:: Information given ::
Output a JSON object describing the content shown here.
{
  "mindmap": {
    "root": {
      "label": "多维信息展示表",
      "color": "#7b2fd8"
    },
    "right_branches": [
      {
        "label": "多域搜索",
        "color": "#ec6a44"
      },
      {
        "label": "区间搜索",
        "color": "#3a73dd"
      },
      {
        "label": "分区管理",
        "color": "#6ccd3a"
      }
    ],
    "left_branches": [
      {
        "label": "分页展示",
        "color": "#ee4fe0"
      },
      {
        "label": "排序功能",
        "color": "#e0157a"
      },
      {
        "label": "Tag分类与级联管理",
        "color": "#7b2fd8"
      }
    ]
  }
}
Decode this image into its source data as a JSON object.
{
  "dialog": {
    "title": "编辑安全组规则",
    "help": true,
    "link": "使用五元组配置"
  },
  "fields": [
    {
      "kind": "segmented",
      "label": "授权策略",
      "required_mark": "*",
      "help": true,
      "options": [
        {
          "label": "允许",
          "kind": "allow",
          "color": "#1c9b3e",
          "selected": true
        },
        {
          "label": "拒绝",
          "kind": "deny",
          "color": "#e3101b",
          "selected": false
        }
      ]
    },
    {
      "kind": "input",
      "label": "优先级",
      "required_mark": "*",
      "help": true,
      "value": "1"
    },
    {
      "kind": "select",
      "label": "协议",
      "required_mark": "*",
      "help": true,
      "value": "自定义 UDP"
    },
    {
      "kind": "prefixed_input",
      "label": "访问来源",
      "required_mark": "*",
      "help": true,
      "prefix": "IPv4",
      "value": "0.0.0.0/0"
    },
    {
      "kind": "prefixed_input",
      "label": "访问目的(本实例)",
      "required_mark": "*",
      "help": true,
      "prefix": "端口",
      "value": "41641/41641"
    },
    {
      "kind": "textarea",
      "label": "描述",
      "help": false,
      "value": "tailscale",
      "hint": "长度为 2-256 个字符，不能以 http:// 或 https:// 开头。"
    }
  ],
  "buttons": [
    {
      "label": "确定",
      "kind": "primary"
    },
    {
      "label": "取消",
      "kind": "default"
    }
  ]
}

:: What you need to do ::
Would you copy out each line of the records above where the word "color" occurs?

:: Task answer ::
      "color": "#7b2fd8"
        "color": "#ec6a44"
        "color": "#3a73dd"
        "color": "#6ccd3a"
        "color": "#ee4fe0"
        "color": "#e0157a"
        "color": "#7b2fd8"
          "color": "#1c9b3e",
          "color": "#e3101b",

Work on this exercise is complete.